# [RECORDS FOR THE EXERCISE]
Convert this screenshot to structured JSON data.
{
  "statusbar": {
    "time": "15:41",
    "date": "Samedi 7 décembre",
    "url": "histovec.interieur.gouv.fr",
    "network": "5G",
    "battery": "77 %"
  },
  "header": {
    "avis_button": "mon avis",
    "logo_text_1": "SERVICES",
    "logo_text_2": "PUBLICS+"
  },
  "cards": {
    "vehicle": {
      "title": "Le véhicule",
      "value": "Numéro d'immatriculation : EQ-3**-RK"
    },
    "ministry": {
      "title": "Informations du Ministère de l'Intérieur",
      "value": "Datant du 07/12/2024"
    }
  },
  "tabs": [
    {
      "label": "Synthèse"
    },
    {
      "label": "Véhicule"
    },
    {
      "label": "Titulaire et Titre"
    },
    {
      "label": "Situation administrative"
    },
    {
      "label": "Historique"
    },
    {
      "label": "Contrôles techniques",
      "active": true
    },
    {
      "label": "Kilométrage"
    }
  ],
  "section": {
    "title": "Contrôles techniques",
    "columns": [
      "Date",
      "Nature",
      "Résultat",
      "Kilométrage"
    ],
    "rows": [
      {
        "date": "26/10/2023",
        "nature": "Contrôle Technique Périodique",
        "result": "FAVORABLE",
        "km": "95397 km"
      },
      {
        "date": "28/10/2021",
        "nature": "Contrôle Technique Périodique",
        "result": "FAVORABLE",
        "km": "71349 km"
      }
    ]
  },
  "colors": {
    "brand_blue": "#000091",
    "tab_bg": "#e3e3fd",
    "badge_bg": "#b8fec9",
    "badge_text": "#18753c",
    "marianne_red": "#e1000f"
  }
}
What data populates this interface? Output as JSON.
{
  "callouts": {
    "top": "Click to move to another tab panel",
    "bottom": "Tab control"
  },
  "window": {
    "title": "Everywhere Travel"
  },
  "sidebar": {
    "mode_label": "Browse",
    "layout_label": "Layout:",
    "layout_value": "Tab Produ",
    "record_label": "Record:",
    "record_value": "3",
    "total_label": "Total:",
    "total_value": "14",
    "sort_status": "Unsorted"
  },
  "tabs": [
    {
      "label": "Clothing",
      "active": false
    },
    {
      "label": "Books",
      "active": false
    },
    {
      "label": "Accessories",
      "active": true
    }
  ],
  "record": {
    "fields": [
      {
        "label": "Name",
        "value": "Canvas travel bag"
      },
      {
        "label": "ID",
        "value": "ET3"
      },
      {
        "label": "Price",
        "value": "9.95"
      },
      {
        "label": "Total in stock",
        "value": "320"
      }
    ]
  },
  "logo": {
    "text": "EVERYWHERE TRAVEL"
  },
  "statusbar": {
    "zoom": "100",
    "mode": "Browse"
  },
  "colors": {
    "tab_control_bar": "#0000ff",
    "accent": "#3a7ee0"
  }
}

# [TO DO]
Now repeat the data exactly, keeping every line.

# [SOLVED EXERCISE]
Convert this screenshot to structured JSON data.
{
  "statusbar": {
    "time": "15:41",
    "date": "Samedi 7 décembre",
    "url": "histovec.interieur.gouv.fr",
    "network": "5G",
    "battery": "77 %"
  },
  "header": {
    "avis_button": "mon avis",
    "logo_text_1": "SERVICES",
    "logo_text_2": "PUBLICS+"
  },
  "cards": {
    "vehicle": {
      "title": "Le véhicule",
      "value": "Numéro d'immatriculation : EQ-3**-RK"
    },
    "ministry": {
      "title": "Informations du Ministère de l'Intérieur",
      "value": "Datant du 07/12/2024"
    }
  },
  "tabs": [
    {
      "label": "Synthèse"
    },
    {
      "label": "Véhicule"
    },
    {
      "label": "Titulaire et Titre"
    },
    {
      "label": "Situation administrative"
    },
    {
      "label": "Historique"
    },
    {
      "label": "Contrôles techniques",
      "active": true
    },
    {
      "label": "Kilométrage"
    }
  ],
  "section": {
    "title": "Contrôles techniques",
    "columns": [
      "Date",
      "Nature",
      "Résultat",
      "Kilométrage"
    ],
    "rows": [
      {
        "date": "26/10/2023",
        "nature": "Contrôle Technique Périodique",
        "result": "FAVORABLE",
        "km": "95397 km"
      },
      {
        "date": "28/10/2021",
        "nature": "Contrôle Technique Périodique",
        "result": "FAVORABLE",
        "km": "71349 km"
      }
    ]
  },
  "colors": {
    "brand_blue": "#000091",
    "tab_bg": "#e3e3fd",
    "badge_bg": "#b8fec9",
    "badge_text": "#18753c",
    "marianne_red": "#e1000f"
  }
}
What data populates this interface? Output as JSON.
{
  "callouts": {
    "top": "Click to move to another tab panel",
    "bottom": "Tab control"
  },
  "window": {
    "title": "Everywhere Travel"
  },
  "sidebar": {
    "mode_label": "Browse",
    "layout_label": "Layout:",
    "layout_value": "Tab Produ",
    "record_label": "Record:",
    "record_value": "3",
    "total_label": "Total:",
    "total_value": "14",
    "sort_status": "Unsorted"
  },
  "tabs": [
    {
      "label": "Clothing",
      "active": false
    },
    {
      "label": "Books",
      "active": false
    },
    {
      "label": "Accessories",
      "active": true
    }
  ],
  "record": {
    "fields": [
      {
        "label": "Name",
        "value": "Canvas travel bag"
      },
      {
        "label": "ID",
        "value": "ET3"
      },
      {
        "label": "Price",
        "value": "9.95"
      },
      {
        "label": "Total in stock",
        "value": "320"
      }
    ]
  },
  "logo": {
    "text": "EVERYWHERE TRAVEL"
  },
  "statusbar": {
    "zoom": "100",
    "mode": "Browse"
  },
  "colors": {
    "tab_control_bar": "#0000ff",
    "accent": "#3a7ee0"
  }
}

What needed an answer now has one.